Repeat the material exactly, leaving no line out.

EXTRACTED ENTRIES.
--- START ---

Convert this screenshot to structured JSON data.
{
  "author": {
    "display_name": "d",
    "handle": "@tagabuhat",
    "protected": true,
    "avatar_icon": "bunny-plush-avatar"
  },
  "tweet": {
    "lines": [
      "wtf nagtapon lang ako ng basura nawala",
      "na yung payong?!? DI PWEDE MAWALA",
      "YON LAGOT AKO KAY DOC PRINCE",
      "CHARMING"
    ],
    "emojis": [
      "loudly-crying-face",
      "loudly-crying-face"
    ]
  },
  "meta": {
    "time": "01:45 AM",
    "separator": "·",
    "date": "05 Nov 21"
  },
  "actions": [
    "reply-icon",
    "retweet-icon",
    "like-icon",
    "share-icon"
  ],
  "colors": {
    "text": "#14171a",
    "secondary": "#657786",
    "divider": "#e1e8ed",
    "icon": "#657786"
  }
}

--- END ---

PROBLEM SOLUTION.
Convert this screenshot to structured JSON data.
{
  "author": {
    "display_name": "d",
    "handle": "@tagabuhat",
    "protected": true,
    "avatar_icon": "bunny-plush-avatar"
  },
  "tweet": {
    "lines": [
      "wtf nagtapon lang ako ng basura nawala",
      "na yung payong?!? DI PWEDE MAWALA",
      "YON LAGOT AKO KAY DOC PRINCE",
      "CHARMING"
    ],
    "emojis": [
      "loudly-crying-face",
      "loudly-crying-face"
    ]
  },
  "meta": {
    "time": "01:45 AM",
    "separator": "·",
    "date": "05 Nov 21"
  },
  "actions": [
    "reply-icon",
    "retweet-icon",
    "like-icon",
    "share-icon"
  ],
  "colors": {
    "text": "#14171a",
    "secondary": "#657786",
    "divider": "#e1e8ed",
    "icon": "#657786"
  }
}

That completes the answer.